__Goal of the exercise__:
Every record below is to be copied exactly, with its images omitted.

(Component data from apps and pages)
------------

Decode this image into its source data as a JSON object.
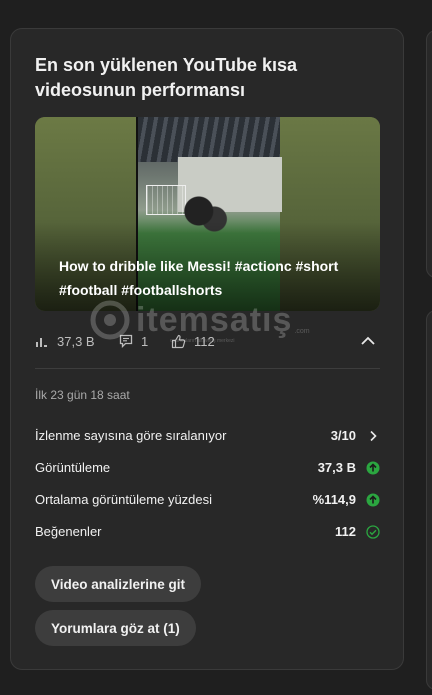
{
  "card": {
    "title": "En son yüklenen YouTube kısa videosunun performansı",
    "video": {
      "caption": "How to dribble like Messi! #actionc #short #football #footballshorts"
    },
    "stats": {
      "views": "37,3 B",
      "comments": "1",
      "likes": "112"
    },
    "period": "İlk 23 gün 18 saat",
    "metrics": [
      {
        "label": "İzlenme sayısına göre sıralanıyor",
        "value": "3/10",
        "icon": "chevron-right-icon"
      },
      {
        "label": "Görüntüleme",
        "value": "37,3 B",
        "icon": "arrow-up-circle-icon"
      },
      {
        "label": "Ortalama görüntüleme yüzdesi",
        "value": "%114,9",
        "icon": "arrow-up-circle-icon"
      },
      {
        "label": "Beğenenler",
        "value": "112",
        "icon": "check-circle-icon"
      }
    ],
    "buttons": {
      "analytics": "Video analizlerine git",
      "comments": "Yorumlara göz at (1)"
    }
  },
  "watermark": {
    "text": "itemsatış",
    "sub": "oyuncuların alışveriş merkezi",
    "domain": ".com"
  },
  "colors": {
    "background": "#1f1f1f",
    "card": "#282828",
    "positive": "#2ba640"
  }
}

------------

__Task solution__:
Decode this image into its source data as a JSON object.
{
  "card": {
    "title": "En son yüklenen YouTube kısa videosunun performansı",
    "video": {
      "caption": "How to dribble like Messi! #actionc #short #football #footballshorts"
    },
    "stats": {
      "views": "37,3 B",
      "comments": "1",
      "likes": "112"
    },
    "period": "İlk 23 gün 18 saat",
    "metrics": [
      {
        "label": "İzlenme sayısına göre sıralanıyor",
        "value": "3/10",
        "icon": "chevron-right-icon"
      },
      {
        "label": "Görüntüleme",
        "value": "37,3 B",
        "icon": "arrow-up-circle-icon"
      },
      {
        "label": "Ortalama görüntüleme yüzdesi",
        "value": "%114,9",
        "icon": "arrow-up-circle-icon"
      },
      {
        "label": "Beğenenler",
        "value": "112",
        "icon": "check-circle-icon"
      }
    ],
    "buttons": {
      "analytics": "Video analizlerine git",
      "comments": "Yorumlara göz at (1)"
    }
  },
  "watermark": {
    "text": "itemsatış",
    "sub": "oyuncuların alışveriş merkezi",
    "domain": ".com"
  },
  "colors": {
    "background": "#1f1f1f",
    "card": "#282828",
    "positive": "#2ba640"
  }
}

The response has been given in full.